A couple of weeks ago, I picked up a used copy of The Hallmark Sessions – a series of recordings, only first released in 2003, that Breau made in Canada with two friends – Rick Danko and Levon Helm (remember them from a little band called The Band! – did you know that those two could swing like that? I didn’t). Lenny Breau was only 20 (!!!) when he made these recordings back in 1961. Good Gravy! That’s just too much guitar for a kid that age to be playing. The crazy thing is, you can hear everything that he was to become. Sure there are moments of youthful over-playing, but there are also moments of shocking tenderness and maturity of phrase and touch. What a joy to hear these recordings. At a tender age, Lenny Breau was already an original and a true virtuoso. You can hear where he came from and where he was going. You can hear the love of jazz, the country music that is a part of his DNA, the interest in flamenco and classical forms, and you can hear how he was really stretching into the artist that he would become and maybe the true-to-himself artist he should have been – he might have been the greatest guitar player ever.

Lenny Breau died face down in a Los Angeles apartment building swimming pool. He was only 43. Signs point to his deranged wife as being his murderer but the case was never solved. If you are unfamiliar with the Velvet Touch of Lenny Breau, do yourself a favor and check out his music – it really is transcendent. And if you enjoy interesting biographies, specifically musician biographies, “One Long Tune” is an excellent read.

Check this out – YouTube scores again! Watching this film (made by Lenny’s daughter – an effort to make some sense of her father’s tragic life) again left me feeling truly sad but also grateful, inspired, and touched. Lenny really made an impact. He was a genius.

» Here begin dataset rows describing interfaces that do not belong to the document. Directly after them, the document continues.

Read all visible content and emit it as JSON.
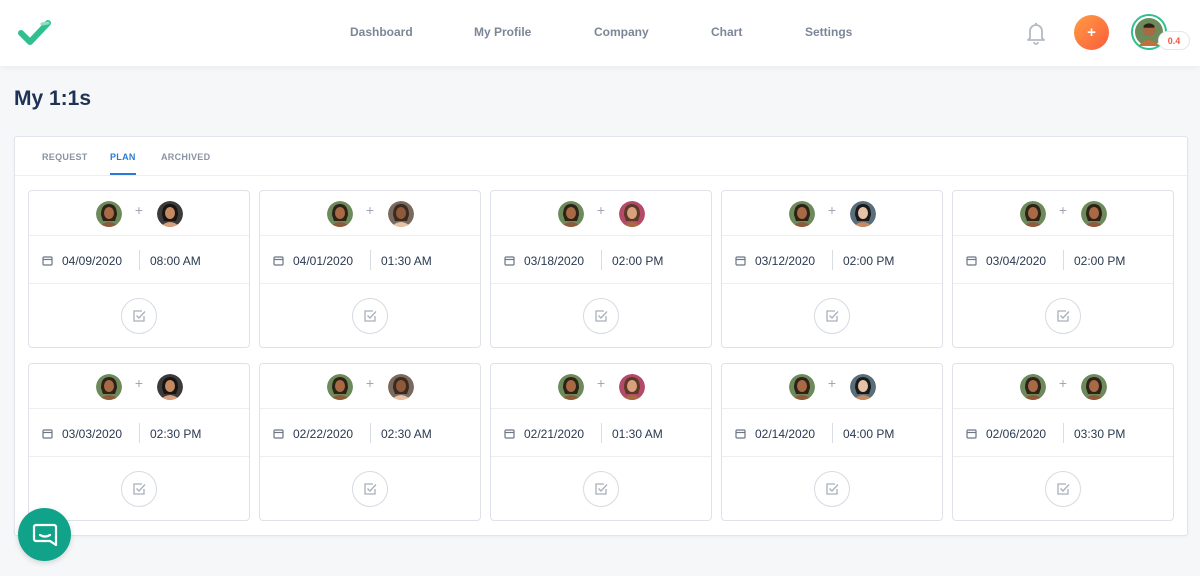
{
  "header": {
    "nav": [
      "Dashboard",
      "My Profile",
      "Company",
      "Chart",
      "Settings"
    ],
    "add_label": "+",
    "score_badge": "0.4"
  },
  "page": {
    "title": "My 1:1s"
  },
  "tabs": [
    {
      "label": "REQUEST",
      "active": false
    },
    {
      "label": "PLAN",
      "active": true
    },
    {
      "label": "ARCHIVED",
      "active": false
    }
  ],
  "meetings": [
    {
      "date": "04/09/2020",
      "time": "08:00 AM"
    },
    {
      "date": "04/01/2020",
      "time": "01:30 AM"
    },
    {
      "date": "03/18/2020",
      "time": "02:00 PM"
    },
    {
      "date": "03/12/2020",
      "time": "02:00 PM"
    },
    {
      "date": "03/04/2020",
      "time": "02:00 PM"
    },
    {
      "date": "03/03/2020",
      "time": "02:30 PM"
    },
    {
      "date": "02/22/2020",
      "time": "02:30 AM"
    },
    {
      "date": "02/21/2020",
      "time": "01:30 AM"
    },
    {
      "date": "02/14/2020",
      "time": "04:00 PM"
    },
    {
      "date": "02/06/2020",
      "time": "03:30 PM"
    }
  ],
  "colors": {
    "brand_green": "#2fc08e",
    "accent_blue": "#2b7bd6",
    "add_gradient_start": "#ff9c45",
    "add_gradient_end": "#fb5c3b",
    "chat_teal": "#10a38a"
  }
}
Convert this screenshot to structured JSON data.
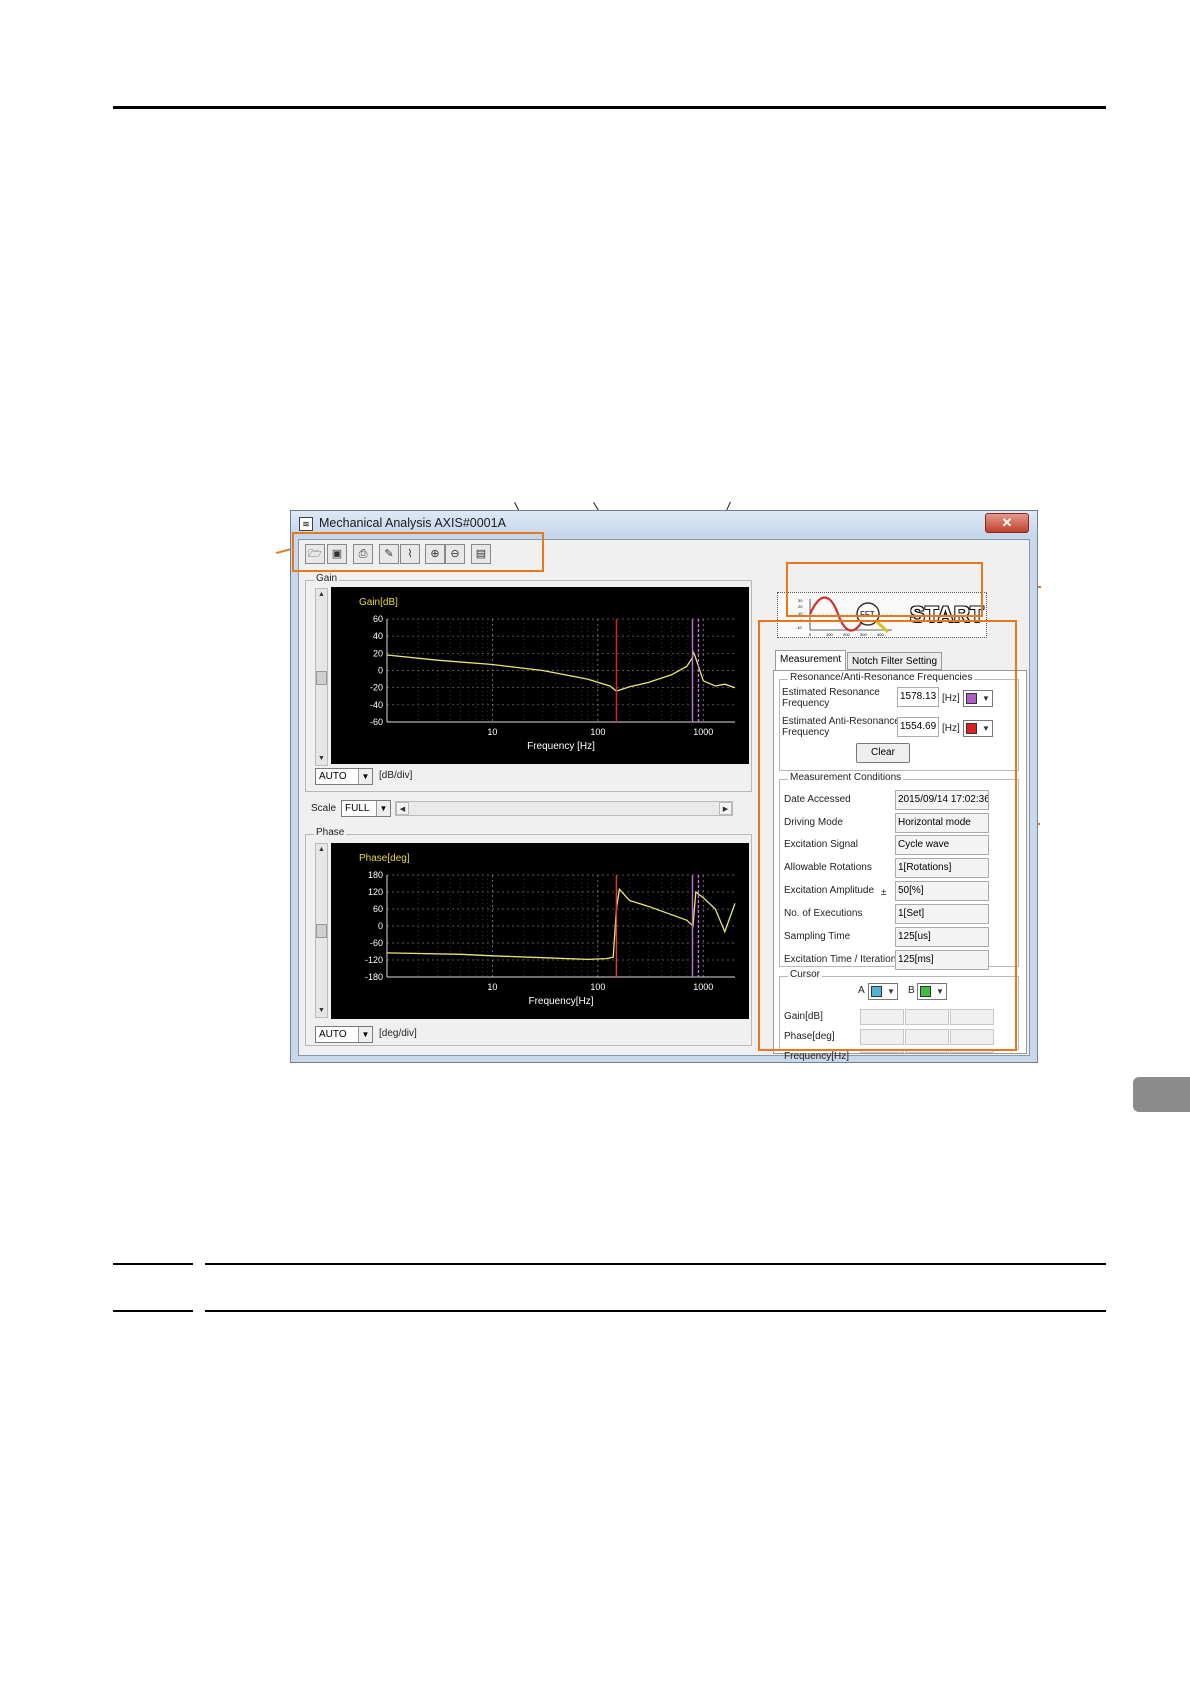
{
  "window": {
    "title": "Mechanical Analysis AXIS#0001A",
    "close_label": "✕"
  },
  "toolbar": {
    "icons": [
      "open-icon",
      "save-icon",
      "print-icon",
      "paste-icon",
      "waveform-icon",
      "zoom-in-icon",
      "zoom-out-icon",
      "image-icon"
    ]
  },
  "gain": {
    "group_label": "Gain",
    "scale_value": "AUTO",
    "unit_label": "[dB/div]"
  },
  "scale": {
    "label": "Scale",
    "value": "FULL"
  },
  "phase": {
    "group_label": "Phase",
    "scale_value": "AUTO",
    "unit_label": "[deg/div]"
  },
  "start_button": {
    "label": "START",
    "thumb_y_ticks": [
      "30",
      "20",
      "10",
      "0",
      "-10"
    ],
    "thumb_x_ticks": [
      "0",
      "100",
      "200",
      "300",
      "400"
    ],
    "fft_label": "FFT"
  },
  "tabs": [
    {
      "label": "Measurement",
      "active": true
    },
    {
      "label": "Notch Filter Setting",
      "active": false
    }
  ],
  "resonance": {
    "group_label": "Resonance/Anti-Resonance Frequencies",
    "resonance_label_1": "Estimated Resonance",
    "resonance_label_2": "Frequency",
    "resonance_value": "1578.13",
    "anti_label_1": "Estimated Anti-Resonance",
    "anti_label_2": "Frequency",
    "anti_value": "1554.69",
    "unit": "[Hz]",
    "resonance_color": "#b05cc8",
    "anti_color": "#e02020",
    "clear_label": "Clear"
  },
  "conditions": {
    "group_label": "Measurement Conditions",
    "pm_sign": "±",
    "rows": [
      {
        "label": "Date Accessed",
        "value": "2015/09/14 17:02:36"
      },
      {
        "label": "Driving Mode",
        "value": "Horizontal mode"
      },
      {
        "label": "Excitation Signal",
        "value": "Cycle wave"
      },
      {
        "label": "Allowable Rotations",
        "value": "1[Rotations]"
      },
      {
        "label": "Excitation Amplitude",
        "value": "50[%]"
      },
      {
        "label": "No. of Executions",
        "value": "1[Set]"
      },
      {
        "label": "Sampling Time",
        "value": "125[us]"
      },
      {
        "label": "Excitation Time / Iteration",
        "value": "125[ms]"
      }
    ]
  },
  "cursor": {
    "group_label": "Cursor",
    "a_label": "A",
    "b_label": "B",
    "a_color": "#4fb3d9",
    "b_color": "#3fbf3f",
    "row_labels": [
      "Gain[dB]",
      "Phase[deg]",
      "Frequency[Hz]"
    ]
  },
  "chart_data": [
    {
      "type": "line",
      "title": "Gain[dB]",
      "xlabel": "Frequency [Hz]",
      "ylabel": "Gain[dB]",
      "x_scale": "log",
      "xlim": [
        1,
        2000
      ],
      "ylim": [
        -60,
        60
      ],
      "x_ticks": [
        "10",
        "100",
        "1000"
      ],
      "y_ticks": [
        "60",
        "40",
        "20",
        "0",
        "-20",
        "-40",
        "-60"
      ],
      "grid": true,
      "series": [
        {
          "color": "#e6e67a",
          "x": [
            1,
            3,
            10,
            30,
            80,
            130,
            150,
            200,
            300,
            500,
            700,
            790,
            800,
            830,
            1000,
            1300,
            1600,
            2000
          ],
          "y": [
            18,
            12,
            7,
            0,
            -10,
            -18,
            -24,
            -19,
            -14,
            -5,
            5,
            15,
            22,
            18,
            -12,
            -18,
            -16,
            -20
          ]
        }
      ],
      "markers_x": [
        150,
        790,
        900
      ],
      "marker_colors": [
        "#e02020",
        "#c070d8",
        "#c070d8"
      ]
    },
    {
      "type": "line",
      "title": "Phase[deg]",
      "xlabel": "Frequency[Hz]",
      "ylabel": "Phase[deg]",
      "x_scale": "log",
      "xlim": [
        1,
        2000
      ],
      "ylim": [
        -180,
        180
      ],
      "x_ticks": [
        "10",
        "100",
        "1000"
      ],
      "y_ticks": [
        "180",
        "120",
        "60",
        "0",
        "-60",
        "-120",
        "-180"
      ],
      "grid": true,
      "series": [
        {
          "color": "#e6e67a",
          "x": [
            1,
            5,
            10,
            30,
            80,
            120,
            140,
            150,
            160,
            200,
            300,
            500,
            700,
            800,
            850,
            1000,
            1300,
            1600,
            2000
          ],
          "y": [
            -95,
            -100,
            -105,
            -112,
            -118,
            -115,
            -110,
            60,
            130,
            90,
            70,
            40,
            20,
            0,
            120,
            100,
            60,
            -20,
            80
          ]
        }
      ],
      "markers_x": [
        150,
        790,
        900
      ],
      "marker_colors": [
        "#e04020",
        "#c070d8",
        "#c070d8"
      ]
    }
  ]
}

And his music absolutely endures.

Part One: http://www.youtube.com/watch?v=wLD-BVVYDV4

Part Two: http://www.youtube.com/watch?v=rV98gcW7X1I

Part Three: http://www.youtube.com/watch?v=ya0Ax5-1VSI

Part Four: http://www.youtube.com/watch?v=M8sT6rDPx1c

Part Five: http://www.youtube.com/watch?v=RDyus44m1F4

Part Six: http://www.youtube.com/watch?v=uLqBn7RGz3c

Part Seven: http://www.youtube.com/watch?v=TYa5TlFJgTY

There’s more YouTube Lenny Breau out there. Check it out!